Woodlands Primary School

Why fit in when you were born to stand out?

Computing

Miss Musa

Computing Intent Statement


At Woodlands, we believe that Computing is a gateway to understanding how technology is woven into the fabric of life and how that both impacts and enriches our pupils’ lives providing a wealth of learning opportunities and transferable skills. At the heart of Computing, the curriculum is engaging and meaningful ensuring that it is inclusive for all pupils. In addition, our curriculum develops pupils’ communication skills by learning how to keep themselves safe online through being able to recognize both the opportunities and threats posed.


We feel Computing teaches our children: 

 

  • To become adaptable and open-minded to change with the ever-evolving world of
    technology and being prepared for their future lives  

 

  • To develop their problem solving skills which allow the children to think creatively to
    find solutions both independently and within a team environment.  

 

  • To become analytical when challenges arise and learn to solve problems in an
    effective way  

 

  • To build positive relationships with the world online and understand how to
    communicate effectively, as well as managing conflict appropriately  

 

  • To become respectful and tolerant global citizens in the digital world  

 

  • To embrace technology and learn to understand how to use a wide range of both
    software and hardware connected to their daily lives  

 

  • To set high expectations in their approach to lessons and believe they can use
    technology to aid their learning. 

Computing Implementation Statement

At Woodlands, Computing is taught using a blocked curriculum approach. Teachers use the ‘Switched On: Computing’ scheme, published by Rising Stars, as a starting point for the planning of their computing lessons, which are often richly linked to engaging contexts in other subjects and topics. Knowledge and skills are mapped across each topic and year group to ensure systematic progression and lessons are tailored to meet the needs of all children and are fully inclusive.

In each year group, the first unit each academic year solely focuses on e-Safety so that all pupils have a secure understanding of age-appropriate issues when working online, as well as using any digital technology. This underpins all the topics that pupils learn throughout an academic year so that they continue to develop their awareness and understanding of e-Safety issues.

Following this, for a large part of the Computing curriculum, a cross-curricular ‘themed’ approach to planning is used with clear rationales and contextualised learning to support the children in their lessons. Teaching in a cross-curricular approach allows the children to re-visit key skills across the Computing curriculum, with high expectations being set in all topics. This ensures children can develop depth in their knowledge and skills over the duration of each of their Computing topics. By making ‘links’ (where appropriate) within Computing and across the curriculum enables the children to remember what they have learnt and build a solid foundation for future topics.

Towards the end of each academic year, in specific topics linked to physical computing and ‘coding’, these are taught discretely as pupils can then focus on understanding and applying the fundamental principles and concepts of computer science.

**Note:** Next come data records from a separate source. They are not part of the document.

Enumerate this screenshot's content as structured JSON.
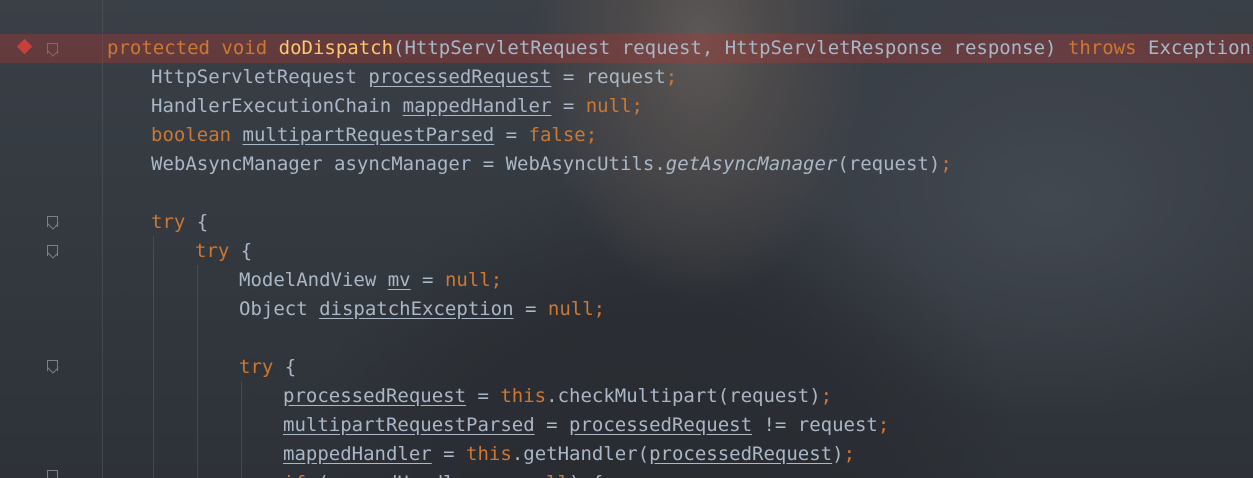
{
  "editor": {
    "code_lines": [
      [
        "protected",
        " ",
        "void",
        " ",
        "doDispatch",
        "(HttpServletRequest request, HttpServletResponse response) ",
        "throws",
        " Exception {"
      ],
      [
        "HttpServletRequest ",
        "processedRequest",
        " = request",
        ";"
      ],
      [
        "HandlerExecutionChain ",
        "mappedHandler",
        " = ",
        "null",
        ";"
      ],
      [
        "boolean",
        " ",
        "multipartRequestParsed",
        " = ",
        "false",
        ";"
      ],
      [
        "WebAsyncManager asyncManager = WebAsyncUtils.",
        "getAsyncManager",
        "(request)",
        ";"
      ],
      [],
      [
        "try",
        " {"
      ],
      [
        "try",
        " {"
      ],
      [
        "ModelAndView ",
        "mv",
        " = ",
        "null",
        ";"
      ],
      [
        "Object ",
        "dispatchException",
        " = ",
        "null",
        ";"
      ],
      [],
      [
        "try",
        " {"
      ],
      [
        "processedRequest",
        " = ",
        "this",
        ".checkMultipart(request)",
        ";"
      ],
      [
        "multipartRequestParsed",
        " = ",
        "processedRequest",
        " != request",
        ";"
      ],
      [
        "mappedHandler",
        " = ",
        "this",
        ".getHandler(",
        "processedRequest",
        ")",
        ";"
      ],
      [
        "if",
        " (",
        "mappedHandler",
        " == ",
        "null",
        ") {"
      ]
    ],
    "colors": {
      "keyword": "#cc7832",
      "function": "#ffc66d",
      "text": "#a9b7c6",
      "breakpoint": "#d8463f",
      "breakpoint_line": "#6a3430"
    },
    "gutter_icons": [
      "breakpoint-icon",
      "fold-icon"
    ]
  }
}
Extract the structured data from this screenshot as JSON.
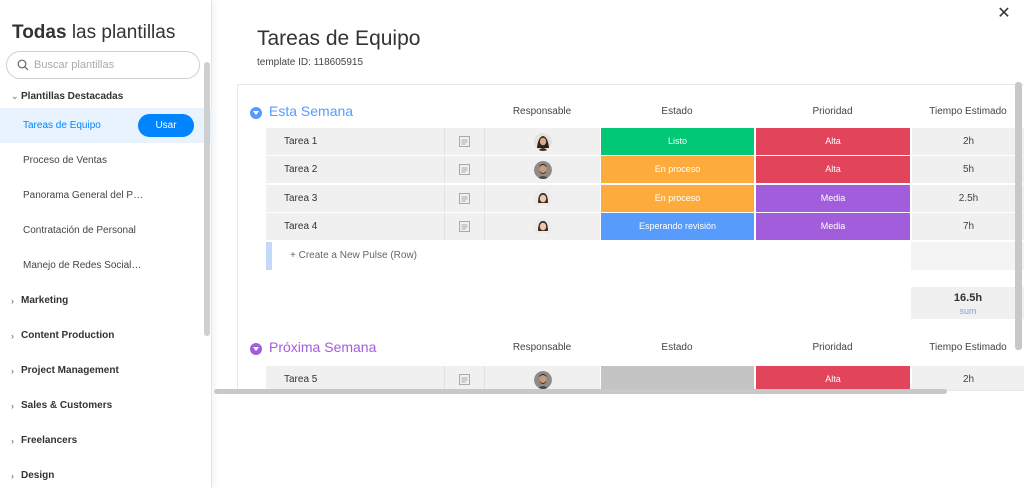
{
  "sidebar": {
    "title_bold": "Todas",
    "title_rest": " las plantillas",
    "search_placeholder": "Buscar plantillas",
    "featured_label": "Plantillas Destacadas",
    "templates": [
      {
        "label": "Tareas de Equipo",
        "active": true
      },
      {
        "label": "Proceso de Ventas"
      },
      {
        "label": "Panorama General del P…"
      },
      {
        "label": "Contratación de Personal"
      },
      {
        "label": "Manejo de Redes Social…"
      }
    ],
    "use_button": "Usar",
    "categories": [
      "Marketing",
      "Content Production",
      "Project Management",
      "Sales & Customers",
      "Freelancers",
      "Design"
    ]
  },
  "main": {
    "title": "Tareas de Equipo",
    "template_id": "template ID: 118605915",
    "close_icon": "close-icon"
  },
  "columns": {
    "responsible": "Responsable",
    "status": "Estado",
    "priority": "Prioridad",
    "time": "Tiempo Estimado"
  },
  "colors": {
    "blue_group": "#579bfc",
    "purple_group": "#a25ddc",
    "listo": "#00c875",
    "en_proceso": "#fdab3d",
    "esperando": "#579bfc",
    "alta": "#e2445c",
    "media": "#a25ddc",
    "empty": "#c4c4c4",
    "accent": "#0085ff"
  },
  "groups": [
    {
      "name": "Esta Semana",
      "rows": [
        {
          "task": "Tarea 1",
          "status": "Listo",
          "status_color": "#00c875",
          "priority": "Alta",
          "priority_color": "#e2445c",
          "time": "2h",
          "avatar": "woman-dark"
        },
        {
          "task": "Tarea 2",
          "status": "En proceso",
          "status_color": "#fdab3d",
          "priority": "Alta",
          "priority_color": "#e2445c",
          "time": "5h",
          "avatar": "man-beard"
        },
        {
          "task": "Tarea 3",
          "status": "En proceso",
          "status_color": "#fdab3d",
          "priority": "Media",
          "priority_color": "#a25ddc",
          "time": "2.5h",
          "avatar": "woman-light"
        },
        {
          "task": "Tarea 4",
          "status": "Esperando revisión",
          "status_color": "#579bfc",
          "priority": "Media",
          "priority_color": "#a25ddc",
          "time": "7h",
          "avatar": "woman-light"
        }
      ],
      "new_row": "+ Create a New Pulse (Row)",
      "sum_value": "16.5h",
      "sum_label": "sum"
    },
    {
      "name": "Próxima Semana",
      "rows": [
        {
          "task": "Tarea 5",
          "status": "",
          "status_color": "#c4c4c4",
          "priority": "Alta",
          "priority_color": "#e2445c",
          "time": "2h",
          "avatar": "man-beard"
        }
      ]
    }
  ]
}
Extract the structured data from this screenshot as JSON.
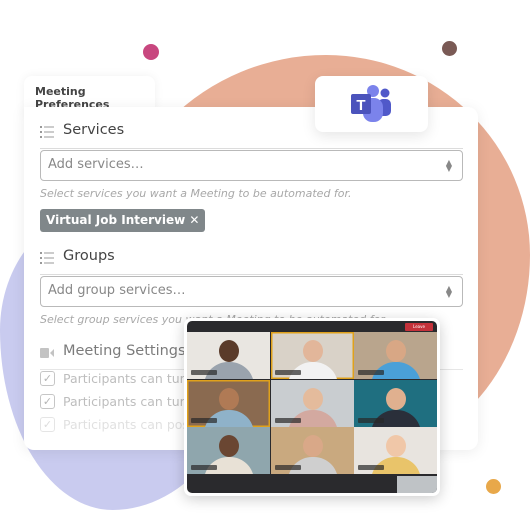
{
  "colors": {
    "peach": "#e8ae95",
    "lavender": "#c9cbef",
    "pink_dot": "#c8477f",
    "brown_dot": "#7a5a55",
    "orange_dot": "#e8a84a",
    "chip": "#80878a",
    "teams": "#5059c9",
    "leave": "#c4313a"
  },
  "tab": {
    "label": "Meeting Preferences"
  },
  "services": {
    "heading": "Services",
    "icon": "list-icon",
    "placeholder": "Add services…",
    "help": "Select services you want a Meeting to be automated for.",
    "chip": "Virtual Job Interview",
    "chip_remove": "✕"
  },
  "groups": {
    "heading": "Groups",
    "icon": "list-icon",
    "placeholder": "Add group services…",
    "help": "Select group services you want a Meeting to be automated for."
  },
  "meeting_settings": {
    "heading": "Meeting Settings",
    "icon": "video-camera-icon",
    "options": [
      {
        "label": "Participants can turn",
        "checked": true
      },
      {
        "label": "Participants can turn",
        "checked": true
      },
      {
        "label": "Participants can post",
        "checked": true
      }
    ]
  },
  "teams_logo": {
    "icon": "microsoft-teams-icon",
    "letter": "T"
  },
  "video_call": {
    "leave_label": "Leave",
    "tiles": [
      {
        "bg": "#e9e6e1",
        "skin": "#5a3b2a",
        "shirt": "#9aa3ad",
        "selected": false
      },
      {
        "bg": "#d9d2c8",
        "skin": "#e2b69a",
        "shirt": "#f2f2f2",
        "selected": true
      },
      {
        "bg": "#b9a58d",
        "skin": "#d8a785",
        "shirt": "#4aa0d8",
        "selected": false
      },
      {
        "bg": "#8a6a50",
        "skin": "#b07a55",
        "shirt": "#8fb2c9",
        "selected": true
      },
      {
        "bg": "#c9cdd0",
        "skin": "#e4bb9c",
        "shirt": "#d3a9a0",
        "selected": false
      },
      {
        "bg": "#1f6f80",
        "skin": "#e0b08f",
        "shirt": "#2a2f3a",
        "selected": false
      },
      {
        "bg": "#8fa6ad",
        "skin": "#6a4632",
        "shirt": "#e8e1d6",
        "selected": false
      },
      {
        "bg": "#c9a97f",
        "skin": "#d9a888",
        "shirt": "#cfcfcf",
        "selected": false
      },
      {
        "bg": "#e8e4df",
        "skin": "#f0c7a8",
        "shirt": "#e9c46a",
        "selected": false
      }
    ]
  }
}
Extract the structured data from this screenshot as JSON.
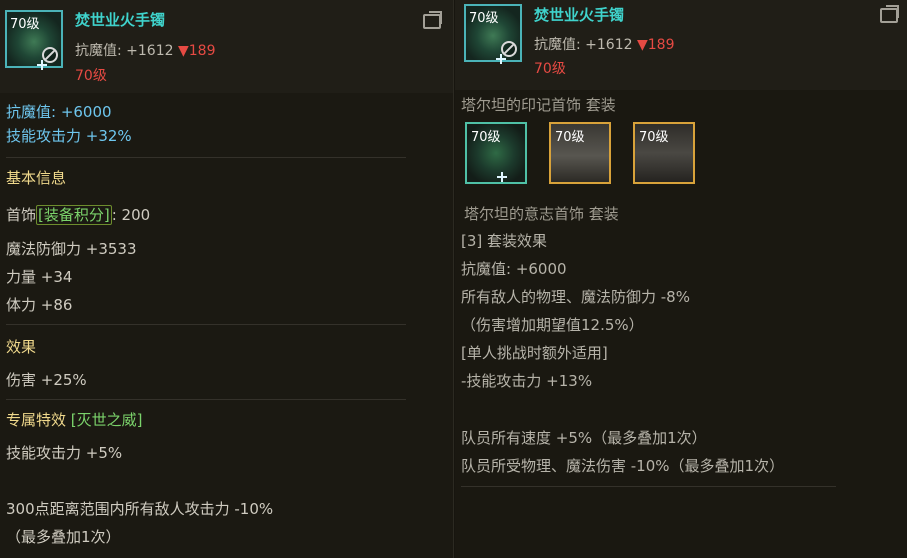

The implementation of the curriculum also ensures a balanced coverage of computer science, information technology and digital literacy. The children will have experiences of all three strands in each year group, but the subject knowledge imparted becomes increasingly specific and in depth, with more complex skills being taught, thus ensuring that learning is built upon. For example, children in Key Stage 1 learn what algorithms are, which leads them to the design stage of programming in Key Stage 2, where they design, write and debug programs, explaining the thinking behind their algorithms.

We have a Multimedia Suite, set of laptops and two sets of Chromebooks to use across the school, as well as sets of iPads allocated to each year group to ensure that all year groups can use a range of devices and programs for many purposes across the wider curriculum, as well as in discrete computing lessons. The Computing curriculum is also enhanced by themed days across the school year. For example, during Spring 1, pupils engage with ‘Safer Internet Day’ and celebrate what they have learnt as part of their annual e-Safety lessons.

Computing is taught each term and in most cases is embedded in the theme that is being taught across the wider curriculum. Teachers identify the key subject knowledge and skills that the children need to become successful in Computing when they are planning and use our assessment descriptors to support them- this ensures that the quality of education the children receive is at least good, is progressive, it sets high expectations and is aspirational for all children.

Our assessment sheets split Computing into: e-Safety, IT beyond the school (KS1 only), creating digital content, searching (KS2 only), logical thinking, programming and problem solving. These key skills are taught progressively throughout the school, in a wide range of Computing topics, which allows the children to build knowledge and skills over time and to get a depth of understanding across the subject. After each unit, the teachers assess the skills and subject knowledge that has been taught and use this to support in their planning.

Learning outside the curriculum is embedded across the curriculum, with opportunities to practise their Computing skills and knowledge as part of a cross-curricular approach. Much of the subject-specific knowledge developed in our computing lessons equip pupils with experiences which will benefit them in secondary school, further education and future workplaces. From research methods, use of presentation and creative tools and logical thinking, computing at Woodlands Primary School gives children the building blocks that enable them to pursue a wide range of interests and vocations in the next stage of their lives.